Posted in Action & Suspense, Mysterious Doings | Tagged , | 3 Comments

YA Corner: Because Wrong is Interesting

Recently, one of our librarians recounted a conversation he had overheard in the teen stacks.  A teenager and her mother were looking for books for the girl when they came across a popular vampire series.   The young woman pleaded with … Continue reading

Posted in YA corner | Tagged , , , , , , , | 11 Comments

Mormons, Masks, and Mommy Blogs

By now, you’ve probably seen Emily Matchar’s article “Why I can’t stop reading Mormon housewife blogs.” (Her tagline: “I’m a young feminist atheist who can’t bake a cupcake. Why am I addicted to the shiny, happy lives of these women?”) … Continue reading

Posted in Storytelling and Community, The Writer's Desk | Tagged , , , , , , , | 9 Comments

I Am Jane (with a little Levinas)
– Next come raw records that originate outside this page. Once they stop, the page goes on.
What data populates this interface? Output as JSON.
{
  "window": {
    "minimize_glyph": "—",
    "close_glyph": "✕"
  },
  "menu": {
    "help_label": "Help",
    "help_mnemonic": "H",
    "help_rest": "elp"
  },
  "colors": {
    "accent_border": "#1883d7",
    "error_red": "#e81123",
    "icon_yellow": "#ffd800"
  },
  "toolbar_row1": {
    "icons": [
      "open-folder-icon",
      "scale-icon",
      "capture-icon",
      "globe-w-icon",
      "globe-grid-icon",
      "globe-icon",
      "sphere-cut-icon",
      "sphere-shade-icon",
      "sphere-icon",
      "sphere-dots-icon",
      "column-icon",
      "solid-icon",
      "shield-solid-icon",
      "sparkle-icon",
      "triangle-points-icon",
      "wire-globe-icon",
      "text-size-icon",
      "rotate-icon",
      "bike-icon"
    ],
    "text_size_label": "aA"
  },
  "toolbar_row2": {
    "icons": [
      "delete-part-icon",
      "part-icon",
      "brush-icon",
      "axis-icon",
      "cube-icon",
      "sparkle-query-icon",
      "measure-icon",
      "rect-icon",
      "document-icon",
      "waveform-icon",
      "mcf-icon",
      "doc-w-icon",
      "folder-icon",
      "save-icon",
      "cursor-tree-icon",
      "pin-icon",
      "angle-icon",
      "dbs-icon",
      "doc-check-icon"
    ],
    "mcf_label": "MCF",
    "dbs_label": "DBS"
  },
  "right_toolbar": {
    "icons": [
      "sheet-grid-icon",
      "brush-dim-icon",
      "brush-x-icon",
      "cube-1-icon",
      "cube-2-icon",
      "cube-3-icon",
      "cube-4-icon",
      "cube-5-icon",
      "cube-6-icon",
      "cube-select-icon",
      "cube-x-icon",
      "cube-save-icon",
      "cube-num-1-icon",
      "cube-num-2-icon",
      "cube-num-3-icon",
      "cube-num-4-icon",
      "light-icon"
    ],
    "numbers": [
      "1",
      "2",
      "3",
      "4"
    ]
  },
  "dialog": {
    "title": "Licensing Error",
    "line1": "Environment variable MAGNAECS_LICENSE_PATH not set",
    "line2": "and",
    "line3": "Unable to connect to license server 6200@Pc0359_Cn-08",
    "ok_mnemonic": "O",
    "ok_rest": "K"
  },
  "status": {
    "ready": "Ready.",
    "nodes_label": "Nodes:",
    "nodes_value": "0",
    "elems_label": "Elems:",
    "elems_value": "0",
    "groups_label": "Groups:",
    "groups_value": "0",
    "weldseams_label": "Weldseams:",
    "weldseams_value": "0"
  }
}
I wrote the play I Am Jane a decade ago, and we had our premiere performance in an LDS chapel for the Genesis Group meeting. We turned the sacrament table into a deathbed and the choir seats into a pioneer camp. … Continue reading

Posted in Mormon LitCrit, On-stage, The Past through Literature | Tagged , , , , , , , | 6 Comments

The Populist’s Soapbox: LDS Fiction: It’s Not Just LDS Anymore

Last week a Deseret News reporters interviewed me about Band of Sisters and the Flat Daddy Project. I’ve done several interviews recently, but this particular reporter asked something no one had yet. Her question, and my answer to it, have … Continue reading

Posted in The Populist's Soapbox | Tagged , | 4 Comments

What Offends the Mormon Reader?

In an earlier post here at the AML Blog (and again during a panel discussion at last weekend’s AML Conference) Chris Bigelow admitted that even though Seagull Book had requested ordering information on the anthology I edited, Dispensation: Latter-Day Fiction, … Continue reading

Posted in Community Voices, Mormon LitCrit | Tagged , , , , | 35 Comments